- _Description of the task_:
Please return every line in the entries below with the word "JSON" in it.

- _Data supplied_:
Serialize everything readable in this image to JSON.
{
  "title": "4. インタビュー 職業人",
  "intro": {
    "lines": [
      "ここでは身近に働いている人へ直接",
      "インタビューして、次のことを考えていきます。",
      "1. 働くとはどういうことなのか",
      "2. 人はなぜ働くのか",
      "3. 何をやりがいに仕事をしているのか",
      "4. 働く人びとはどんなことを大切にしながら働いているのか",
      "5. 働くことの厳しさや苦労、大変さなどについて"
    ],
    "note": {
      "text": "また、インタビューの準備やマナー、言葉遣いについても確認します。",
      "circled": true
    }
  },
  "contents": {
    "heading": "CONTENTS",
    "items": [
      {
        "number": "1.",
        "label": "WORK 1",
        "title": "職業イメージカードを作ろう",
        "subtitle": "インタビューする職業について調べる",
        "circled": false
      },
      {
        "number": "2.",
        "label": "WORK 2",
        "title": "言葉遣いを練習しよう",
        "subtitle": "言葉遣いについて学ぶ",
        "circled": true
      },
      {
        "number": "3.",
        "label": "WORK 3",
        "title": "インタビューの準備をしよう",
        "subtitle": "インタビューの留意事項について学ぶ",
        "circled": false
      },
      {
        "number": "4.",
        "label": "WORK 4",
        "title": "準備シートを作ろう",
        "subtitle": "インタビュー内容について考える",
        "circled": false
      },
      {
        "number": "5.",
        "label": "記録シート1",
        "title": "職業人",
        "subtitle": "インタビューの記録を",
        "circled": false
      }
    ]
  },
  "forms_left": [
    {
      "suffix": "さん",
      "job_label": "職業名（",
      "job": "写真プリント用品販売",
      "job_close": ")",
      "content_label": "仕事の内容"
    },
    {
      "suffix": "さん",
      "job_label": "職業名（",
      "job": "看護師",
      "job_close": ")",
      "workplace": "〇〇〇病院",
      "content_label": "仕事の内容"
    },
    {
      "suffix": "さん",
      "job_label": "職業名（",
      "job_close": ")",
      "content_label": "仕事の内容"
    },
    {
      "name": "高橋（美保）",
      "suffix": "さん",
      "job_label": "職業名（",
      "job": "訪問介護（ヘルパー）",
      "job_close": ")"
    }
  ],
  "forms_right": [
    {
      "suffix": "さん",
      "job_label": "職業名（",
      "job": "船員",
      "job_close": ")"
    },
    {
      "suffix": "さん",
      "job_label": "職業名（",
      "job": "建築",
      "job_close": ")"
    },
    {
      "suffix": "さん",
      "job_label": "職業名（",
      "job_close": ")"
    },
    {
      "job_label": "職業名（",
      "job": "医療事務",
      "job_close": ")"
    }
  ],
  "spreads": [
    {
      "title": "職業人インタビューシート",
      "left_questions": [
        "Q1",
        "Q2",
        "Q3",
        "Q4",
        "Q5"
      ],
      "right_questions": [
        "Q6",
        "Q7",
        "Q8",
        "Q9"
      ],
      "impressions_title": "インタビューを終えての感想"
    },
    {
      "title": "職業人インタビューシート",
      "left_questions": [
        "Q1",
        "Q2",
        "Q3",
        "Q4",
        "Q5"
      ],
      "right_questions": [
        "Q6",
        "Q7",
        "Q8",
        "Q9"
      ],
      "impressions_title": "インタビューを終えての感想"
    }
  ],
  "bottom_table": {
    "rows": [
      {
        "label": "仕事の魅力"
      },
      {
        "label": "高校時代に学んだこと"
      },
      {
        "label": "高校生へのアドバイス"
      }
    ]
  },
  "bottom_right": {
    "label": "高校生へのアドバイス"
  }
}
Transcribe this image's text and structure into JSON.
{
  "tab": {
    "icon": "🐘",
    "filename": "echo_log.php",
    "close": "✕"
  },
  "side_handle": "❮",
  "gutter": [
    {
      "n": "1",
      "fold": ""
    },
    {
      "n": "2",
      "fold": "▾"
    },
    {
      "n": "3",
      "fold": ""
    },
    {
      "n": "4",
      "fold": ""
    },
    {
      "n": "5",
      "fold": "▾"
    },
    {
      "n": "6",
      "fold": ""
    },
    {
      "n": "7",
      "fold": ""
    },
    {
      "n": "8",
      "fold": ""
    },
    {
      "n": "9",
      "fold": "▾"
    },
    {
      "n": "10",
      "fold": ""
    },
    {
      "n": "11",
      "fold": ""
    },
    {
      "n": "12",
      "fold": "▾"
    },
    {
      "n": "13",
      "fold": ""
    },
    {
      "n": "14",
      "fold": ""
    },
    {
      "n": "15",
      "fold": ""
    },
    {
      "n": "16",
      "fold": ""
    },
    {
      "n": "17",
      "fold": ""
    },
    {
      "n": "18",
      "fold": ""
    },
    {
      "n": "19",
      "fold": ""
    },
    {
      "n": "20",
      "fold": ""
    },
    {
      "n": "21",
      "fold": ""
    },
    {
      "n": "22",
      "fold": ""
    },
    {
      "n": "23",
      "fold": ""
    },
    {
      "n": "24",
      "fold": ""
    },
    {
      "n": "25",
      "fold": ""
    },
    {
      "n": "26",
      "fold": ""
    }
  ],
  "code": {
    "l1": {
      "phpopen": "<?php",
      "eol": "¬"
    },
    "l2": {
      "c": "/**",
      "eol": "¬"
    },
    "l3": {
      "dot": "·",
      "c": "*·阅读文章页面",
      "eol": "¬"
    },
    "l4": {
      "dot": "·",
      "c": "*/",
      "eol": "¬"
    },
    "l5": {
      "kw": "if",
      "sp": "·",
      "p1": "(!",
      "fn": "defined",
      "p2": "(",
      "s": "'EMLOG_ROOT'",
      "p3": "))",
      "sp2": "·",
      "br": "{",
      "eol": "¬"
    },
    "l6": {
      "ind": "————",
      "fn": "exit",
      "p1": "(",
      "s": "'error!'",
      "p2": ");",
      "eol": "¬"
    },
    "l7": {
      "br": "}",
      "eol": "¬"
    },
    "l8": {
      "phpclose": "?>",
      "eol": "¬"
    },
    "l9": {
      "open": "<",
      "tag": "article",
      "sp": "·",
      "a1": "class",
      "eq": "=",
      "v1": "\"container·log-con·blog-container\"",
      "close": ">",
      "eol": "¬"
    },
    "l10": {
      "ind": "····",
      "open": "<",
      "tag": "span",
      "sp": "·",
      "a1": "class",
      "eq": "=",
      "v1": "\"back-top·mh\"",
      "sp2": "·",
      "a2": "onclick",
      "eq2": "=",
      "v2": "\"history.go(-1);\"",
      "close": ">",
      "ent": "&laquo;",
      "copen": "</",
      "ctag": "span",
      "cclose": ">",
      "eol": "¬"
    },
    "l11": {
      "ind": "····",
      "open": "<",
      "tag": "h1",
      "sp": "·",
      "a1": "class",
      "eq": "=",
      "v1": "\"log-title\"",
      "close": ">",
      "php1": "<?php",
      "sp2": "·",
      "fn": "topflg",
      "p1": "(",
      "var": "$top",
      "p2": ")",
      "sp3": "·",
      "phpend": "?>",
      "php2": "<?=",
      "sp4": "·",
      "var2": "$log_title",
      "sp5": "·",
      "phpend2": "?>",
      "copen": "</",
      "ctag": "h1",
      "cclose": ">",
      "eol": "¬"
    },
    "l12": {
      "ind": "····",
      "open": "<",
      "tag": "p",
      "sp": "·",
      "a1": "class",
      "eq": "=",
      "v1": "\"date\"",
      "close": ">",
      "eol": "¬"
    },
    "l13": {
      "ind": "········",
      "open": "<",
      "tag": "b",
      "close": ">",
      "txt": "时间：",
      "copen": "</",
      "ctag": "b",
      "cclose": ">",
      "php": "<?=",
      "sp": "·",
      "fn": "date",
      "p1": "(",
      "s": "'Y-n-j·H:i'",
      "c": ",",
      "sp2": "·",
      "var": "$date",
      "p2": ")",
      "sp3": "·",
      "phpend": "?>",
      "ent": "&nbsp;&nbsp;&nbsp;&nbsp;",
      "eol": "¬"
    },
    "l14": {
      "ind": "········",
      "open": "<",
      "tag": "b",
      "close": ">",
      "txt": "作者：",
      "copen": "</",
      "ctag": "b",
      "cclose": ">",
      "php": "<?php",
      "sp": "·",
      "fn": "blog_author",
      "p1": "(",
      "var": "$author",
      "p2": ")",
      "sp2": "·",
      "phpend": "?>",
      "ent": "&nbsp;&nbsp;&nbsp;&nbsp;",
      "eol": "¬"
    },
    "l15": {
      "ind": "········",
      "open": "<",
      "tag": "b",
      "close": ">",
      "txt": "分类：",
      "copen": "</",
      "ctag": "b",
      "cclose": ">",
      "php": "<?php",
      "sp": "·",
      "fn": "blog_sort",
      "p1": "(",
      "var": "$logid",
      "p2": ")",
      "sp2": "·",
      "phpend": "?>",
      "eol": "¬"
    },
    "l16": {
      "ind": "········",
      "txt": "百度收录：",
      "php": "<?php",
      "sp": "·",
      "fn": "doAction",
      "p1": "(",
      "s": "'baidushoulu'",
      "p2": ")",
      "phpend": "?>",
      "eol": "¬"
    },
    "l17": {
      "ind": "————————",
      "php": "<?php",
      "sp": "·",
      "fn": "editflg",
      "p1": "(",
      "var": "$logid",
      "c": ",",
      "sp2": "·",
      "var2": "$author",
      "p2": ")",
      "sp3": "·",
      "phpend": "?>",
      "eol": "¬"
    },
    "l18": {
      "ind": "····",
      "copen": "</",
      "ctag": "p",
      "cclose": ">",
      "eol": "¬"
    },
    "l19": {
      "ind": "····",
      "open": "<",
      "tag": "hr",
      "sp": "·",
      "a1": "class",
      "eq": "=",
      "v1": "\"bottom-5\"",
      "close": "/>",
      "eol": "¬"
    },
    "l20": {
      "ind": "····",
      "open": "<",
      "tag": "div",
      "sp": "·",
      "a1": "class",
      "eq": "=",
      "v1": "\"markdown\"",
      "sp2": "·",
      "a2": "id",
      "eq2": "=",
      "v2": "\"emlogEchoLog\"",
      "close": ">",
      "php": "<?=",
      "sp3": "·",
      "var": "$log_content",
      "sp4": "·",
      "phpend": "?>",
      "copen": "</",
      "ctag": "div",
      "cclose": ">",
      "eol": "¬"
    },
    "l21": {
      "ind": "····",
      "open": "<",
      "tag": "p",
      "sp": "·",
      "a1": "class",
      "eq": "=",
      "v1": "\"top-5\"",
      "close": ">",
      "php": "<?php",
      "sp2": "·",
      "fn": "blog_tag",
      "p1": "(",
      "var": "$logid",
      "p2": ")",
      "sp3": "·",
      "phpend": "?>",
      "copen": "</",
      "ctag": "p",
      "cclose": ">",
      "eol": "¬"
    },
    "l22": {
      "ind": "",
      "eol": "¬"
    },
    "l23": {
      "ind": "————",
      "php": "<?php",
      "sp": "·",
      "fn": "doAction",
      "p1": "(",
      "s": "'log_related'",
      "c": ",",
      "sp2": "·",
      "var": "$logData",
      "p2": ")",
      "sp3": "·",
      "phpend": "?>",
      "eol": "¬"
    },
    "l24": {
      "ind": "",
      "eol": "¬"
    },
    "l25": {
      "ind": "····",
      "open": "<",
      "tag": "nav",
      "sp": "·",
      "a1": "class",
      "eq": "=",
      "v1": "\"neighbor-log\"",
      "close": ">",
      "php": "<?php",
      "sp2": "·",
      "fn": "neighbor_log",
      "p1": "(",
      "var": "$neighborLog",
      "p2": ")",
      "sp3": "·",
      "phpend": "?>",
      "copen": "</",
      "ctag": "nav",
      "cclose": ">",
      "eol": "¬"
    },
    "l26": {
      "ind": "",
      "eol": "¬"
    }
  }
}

- _Task solution_:
Serialize everything readable in this image to JSON.
Transcribe this image's text and structure into JSON.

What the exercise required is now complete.